“Now and Then” was also celebrated for the technological sophistication of its production, and specifically for its use of artificial intelligence. Using software that could tell the difference between a human voice and other sounds on a recording, Lennon’s voice was isolated and reanimated, allowing McCartney and Starr to perform alongside their long-deceased bandmate.

Final masterpiece

“Now and Then,” in addition to being a “new” Beatles tune, is likely also the group’s last: there are no more old recordings to resurrect, and McCartney and Starr are both octogenarians.

Indeed, according to music critics like The Guardian’s Alexis Petridis, “Now and Then” is an emotionally satisfying “act of closure.” It stands on its own as a genuine addition to the Beatles’ catalogue, wrapping up the band’s career and “never stoops to deploying obviously Beatles-y signifiers.”

Music journalist Jem Aswad, writing in Variety, characterizes “Now and Then” as a “bittersweet finale.” While Aswad is mildly critical of the song as an “incomplete sketch,” he insists at the same time that any further criticism is just unwarranted sour grapes, concluding that it is “an unexpected pleasure that marks the completion of the group’s last bit of unfinished business.”

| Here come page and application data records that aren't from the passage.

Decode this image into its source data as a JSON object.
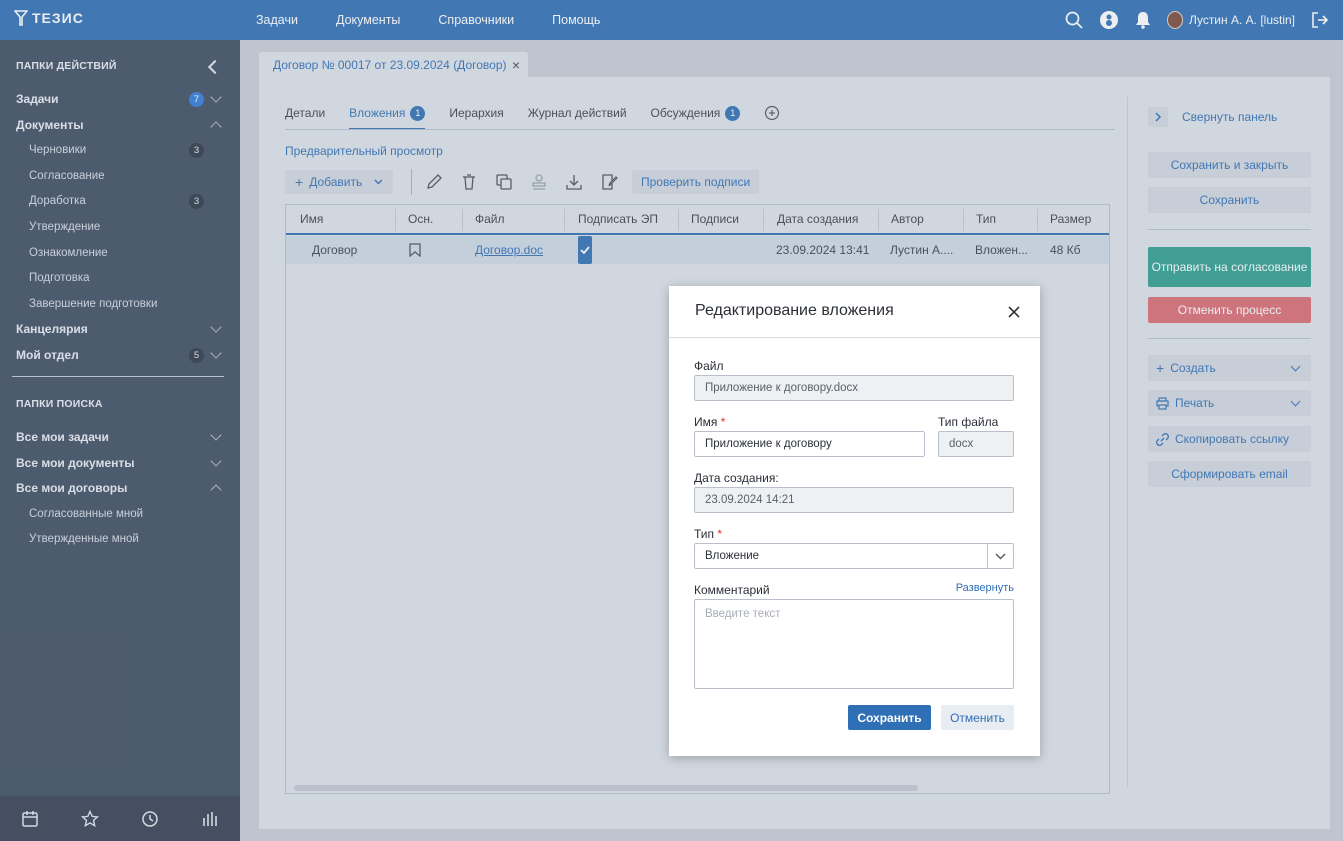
{
  "app": {
    "logo_text": "ТЕЗИС"
  },
  "topnav": [
    "Задачи",
    "Документы",
    "Справочники",
    "Помощь"
  ],
  "user": {
    "name": "Лустин А. А. [lustin]"
  },
  "sidebar": {
    "actions_header": "ПАПКИ ДЕЙСТВИЙ",
    "search_header": "ПАПКИ ПОИСКА",
    "items": [
      {
        "label": "Задачи",
        "badge": "7"
      },
      {
        "label": "Документы"
      },
      {
        "label": "Черновики",
        "badge": "3"
      },
      {
        "label": "Согласование"
      },
      {
        "label": "Доработка",
        "badge": "3"
      },
      {
        "label": "Утверждение"
      },
      {
        "label": "Ознакомление"
      },
      {
        "label": "Подготовка"
      },
      {
        "label": "Завершение подготовки"
      },
      {
        "label": "Канцелярия"
      },
      {
        "label": "Мой отдел",
        "badge": "5"
      }
    ],
    "search_items": [
      {
        "label": "Все мои задачи"
      },
      {
        "label": "Все мои документы"
      },
      {
        "label": "Все мои договоры"
      },
      {
        "label": "Согласованные мной"
      },
      {
        "label": "Утвержденные мной"
      }
    ]
  },
  "doc_tab": {
    "title": "Договор № 00017 от 23.09.2024 (Договор)"
  },
  "tabs": [
    {
      "label": "Детали"
    },
    {
      "label": "Вложения",
      "badge": "1"
    },
    {
      "label": "Иерархия"
    },
    {
      "label": "Журнал действий"
    },
    {
      "label": "Обсуждения",
      "badge": "1"
    }
  ],
  "attachments": {
    "preview_link": "Предварительный просмотр",
    "add_label": "Добавить",
    "check_signatures_label": "Проверить подписи",
    "columns": [
      "Имя",
      "Осн.",
      "Файл",
      "Подписать ЭП",
      "Подписи",
      "Дата создания",
      "Автор",
      "Тип",
      "Размер"
    ],
    "rows": [
      {
        "name": "Договор",
        "file": "Договор.doc",
        "sign": true,
        "signatures": "",
        "created": "23.09.2024 13:41",
        "author": "Лустин А....",
        "type": "Вложен...",
        "size": "48 Кб"
      }
    ]
  },
  "right_panel": {
    "collapse_label": "Свернуть панель",
    "save_close_label": "Сохранить и закрыть",
    "save_label": "Сохранить",
    "send_label": "Отправить на согласование",
    "cancel_process_label": "Отменить процесс",
    "create_label": "Создать",
    "print_label": "Печать",
    "copy_link_label": "Скопировать ссылку",
    "email_label": "Сформировать email"
  },
  "modal": {
    "title": "Редактирование вложения",
    "file_label": "Файл",
    "file_value": "Приложение к договору.docx",
    "name_label": "Имя",
    "name_value": "Приложение к договору",
    "filetype_label": "Тип файла",
    "filetype_value": "docx",
    "created_label": "Дата создания:",
    "created_value": "23.09.2024 14:21",
    "type_label": "Тип",
    "type_value": "Вложение",
    "comment_label": "Комментарий",
    "expand_label": "Развернуть",
    "comment_placeholder": "Введите текст",
    "save_label": "Сохранить",
    "cancel_label": "Отменить"
  },
  "colors": {
    "brand": "#2f6fb5",
    "sidebar": "#3e4c61",
    "send": "#2e9e8e",
    "cancel_process": "#d96b72"
  }
}
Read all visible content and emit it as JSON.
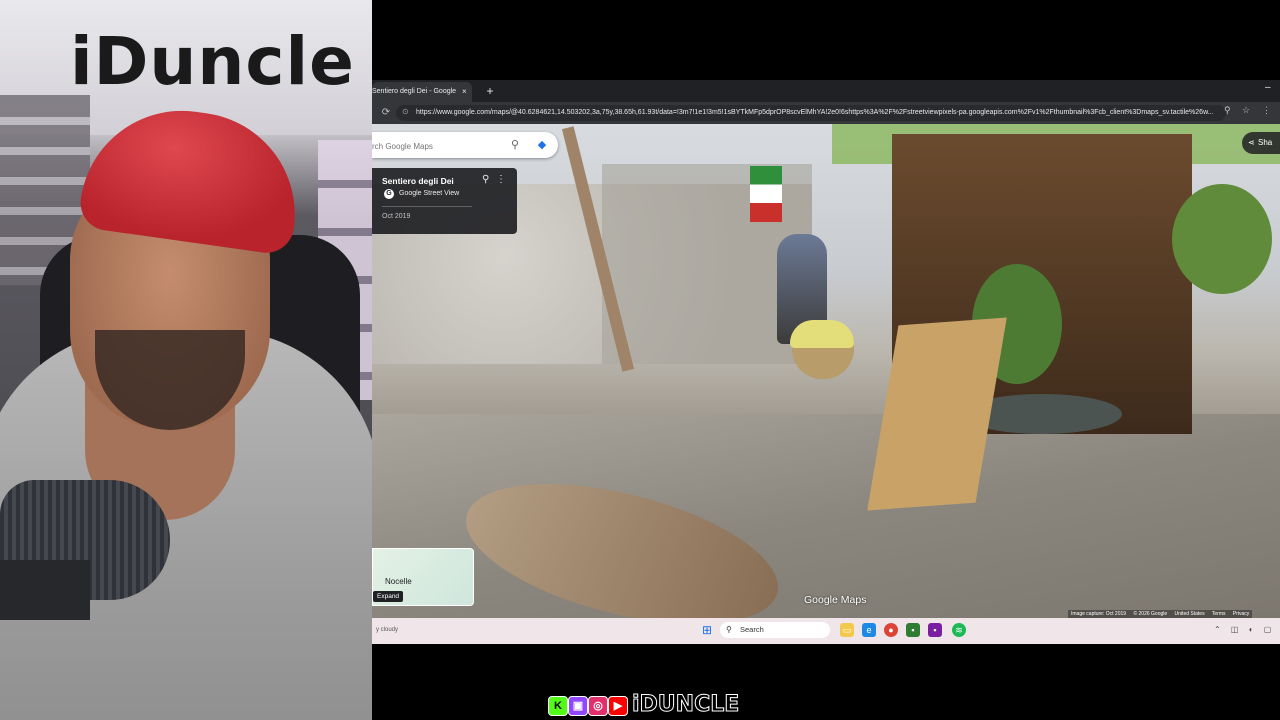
{
  "webcam": {
    "sign_text": "iDuncle"
  },
  "browser": {
    "tab": {
      "title": "Sentiero degli Dei - Google Ma",
      "close": "×"
    },
    "new_tab": "+",
    "url": "https://www.google.com/maps/@40.6284621,14.503202,3a,75y,38.65h,61.93t/data=!3m7!1e1!3m5!1sBYTkMFp5dprOP8scvElMhYA!2e0!6shttps%3A%2F%2Fstreetviewpixels-pa.googleapis.com%2Fv1%2Fthumbnail%3Fcb_client%3Dmaps_sv.tactile%26w..."
  },
  "maps": {
    "search": {
      "placeholder": "rch Google Maps"
    },
    "place_card": {
      "title": "Sentiero degli Dei",
      "source": "Google Street View",
      "date": "Oct 2019"
    },
    "share_label": "Sha",
    "minimap": {
      "place": "Nocelle",
      "expand_label": "Expand"
    },
    "watermark": "Google Maps",
    "attribution": {
      "capture": "Image capture: Oct 2019",
      "copyright": "© 2026 Google",
      "country": "United States",
      "terms": "Terms",
      "privacy": "Privacy"
    }
  },
  "taskbar": {
    "weather": "y cloudy",
    "search_label": "Search"
  },
  "branding": {
    "text": "iDUNCLE"
  },
  "icons": {
    "reload": "⟳",
    "lock": "⊙",
    "search": "⚲",
    "directions": "◆",
    "pin": "⚲",
    "more": "⋮",
    "share": "⋖",
    "start": "⊞",
    "zoom": "⚲"
  },
  "colors": {
    "accent": "#1a73e8",
    "kick": "#53fc18",
    "twitch": "#9146ff",
    "instagram": "#e1306c",
    "youtube": "#ff0000"
  }
}
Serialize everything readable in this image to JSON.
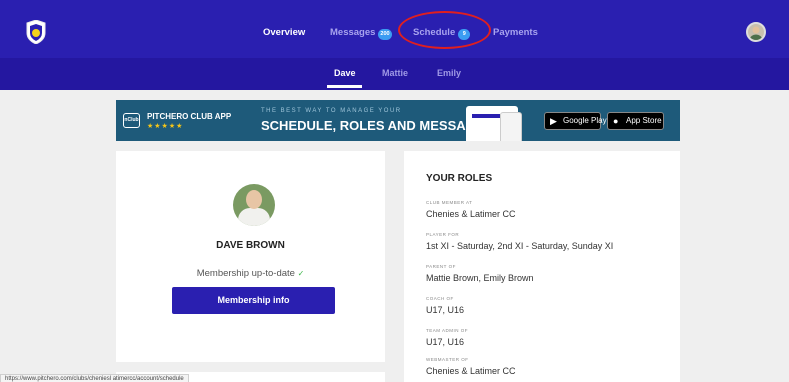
{
  "nav": {
    "items": [
      {
        "label": "Overview"
      },
      {
        "label": "Messages",
        "badge": "200"
      },
      {
        "label": "Schedule",
        "badge": "9"
      },
      {
        "label": "Payments"
      }
    ]
  },
  "subnav": {
    "items": [
      {
        "label": "Dave"
      },
      {
        "label": "Mattie"
      },
      {
        "label": "Emily"
      }
    ]
  },
  "banner": {
    "club_badge": "nClub",
    "app_name": "PITCHERO CLUB APP",
    "stars": "★★★★★",
    "tagline": "THE BEST WAY TO MANAGE YOUR",
    "headline": "SCHEDULE, ROLES AND MESSAGES",
    "google_play": "Google Play",
    "app_store": "App Store"
  },
  "profile": {
    "name": "DAVE BROWN",
    "membership_status": "Membership up-to-date",
    "check": "✓",
    "membership_button": "Membership info"
  },
  "roles": {
    "title": "YOUR ROLES",
    "items": [
      {
        "label": "CLUB MEMBER AT",
        "value": "Chenies & Latimer CC"
      },
      {
        "label": "PLAYER FOR",
        "value": "1st XI - Saturday, 2nd XI - Saturday, Sunday XI"
      },
      {
        "label": "PARENT OF",
        "value": "Mattie Brown, Emily Brown"
      },
      {
        "label": "COACH OF",
        "value": "U17, U16"
      },
      {
        "label": "TEAM ADMIN OF",
        "value": "U17, U16"
      },
      {
        "label": "WEBMASTER OF",
        "value": "Chenies & Latimer CC"
      }
    ]
  },
  "status_url": "https://www.pitchero.com/clubs/cheniesl atimercc/account/schedule",
  "colors": {
    "nav_bg": "#2a1fb0",
    "subnav_bg": "#2417a0",
    "banner_bg": "#1e5a7a",
    "annotation": "#e01f1f"
  }
}
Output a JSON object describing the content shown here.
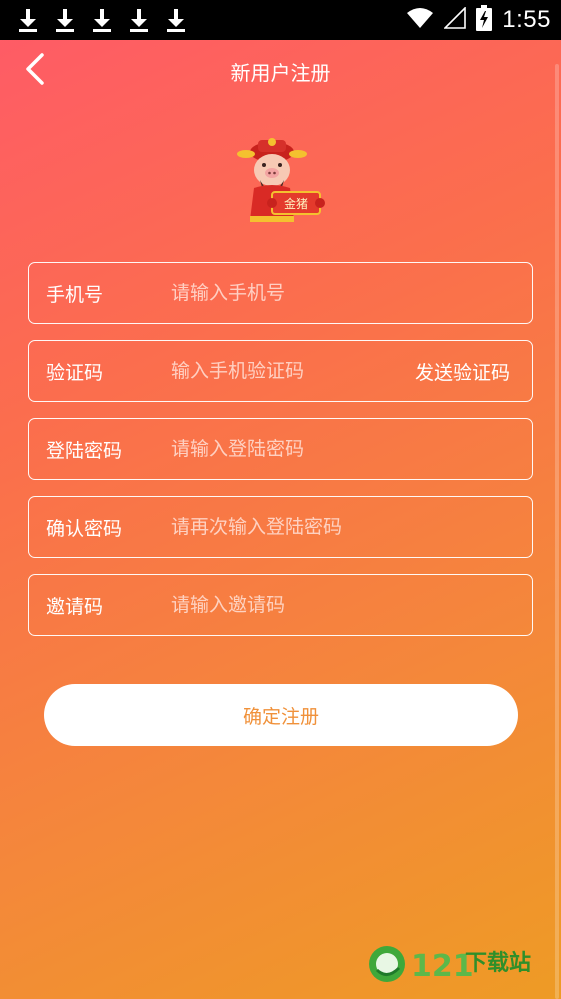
{
  "status_bar": {
    "time": "1:55",
    "notification_icons": [
      "download-icon",
      "download-icon",
      "download-icon",
      "download-icon",
      "download-icon"
    ],
    "system_icons": [
      "wifi-icon",
      "signal-icon",
      "battery-charging-icon"
    ]
  },
  "header": {
    "title": "新用户注册",
    "back_icon": "chevron-left-icon"
  },
  "mascot": {
    "icon": "golden-pig-god-of-wealth-mascot",
    "scroll_text": "金猪"
  },
  "form": {
    "fields": [
      {
        "label": "手机号",
        "placeholder": "请输入手机号",
        "value": ""
      },
      {
        "label": "验证码",
        "placeholder": "输入手机验证码",
        "value": "",
        "action": "发送验证码"
      },
      {
        "label": "登陆密码",
        "placeholder": "请输入登陆密码",
        "value": ""
      },
      {
        "label": "确认密码",
        "placeholder": "请再次输入登陆密码",
        "value": ""
      },
      {
        "label": "邀请码",
        "placeholder": "请输入邀请码",
        "value": ""
      }
    ],
    "submit_label": "确定注册"
  },
  "watermark": {
    "number": "121",
    "text": "下载站"
  },
  "colors": {
    "gradient_start": "#ff5a68",
    "gradient_end": "#ee9b25",
    "submit_text": "#f0913a",
    "status_bar": "#000000"
  }
}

Haunted, ghostly

Some critics, however, echoing Reynolds’s concerns, found “Now and Then” decidedly less praiseworthy. Josiah Gogarty’s brutal review, published in UnHerd, argues that the song serves as “a sign of our cultural doom loop,” and likened it to a “séance, calling forth the warbling and the jangling of the dead.”

The recording includes McCartney’s count-in at the beginning and some studio chatter from Starr at the end, as if to reassure listeners that the song is a product of living musicians.

At the same time, the song is eerily placeless or ahistorical, caught somewhere between past and present: a haunted, ghostly thing, evidence of a pop culture that has long ceased to evolve.

Limiting the future

The problem is the way songs like “Now and Then” are imbued with nostalgia: they threaten the future and limit the possibility of the emergence of new ideas.

Fisher feared the effect of this sort of nostalgia giving rise to “a cancelled future.” We can readily imagine such a future, because we already inhabit it: a future of never-ending tours by impossibly decrepit rock bands, countless re-boots of old movies and television shows, the fetishization of all that is vintage.

Even the most stunningly progressive technological developments — such as the AI that made “Now and Then” possible — turns out to serve a regressive purpose, namely to resurrect the Beatles.

A generous take on “Now and Then” would be to view its arrangement and production as capturing and amplifying the meaning of the song lyrics: “Now and then I miss you … I want you to return to me.” These lyrics suggest the presence and absence theorized by hauntology, which is cleverly reflected in the song’s haunted soundscape.

Less generously, “Now and Then,” rather than an act of closure, simply continues an ongoing trend of looking backwards in pop music. It indicates that our insecurities about our future ensure we will remain forever entangled with its ghosts.

The post “Pop music is haunted by our anxieties about the future” by Alexander Carpenter, Professor, Musicology, University of Alberta was published on 02/27/2024 by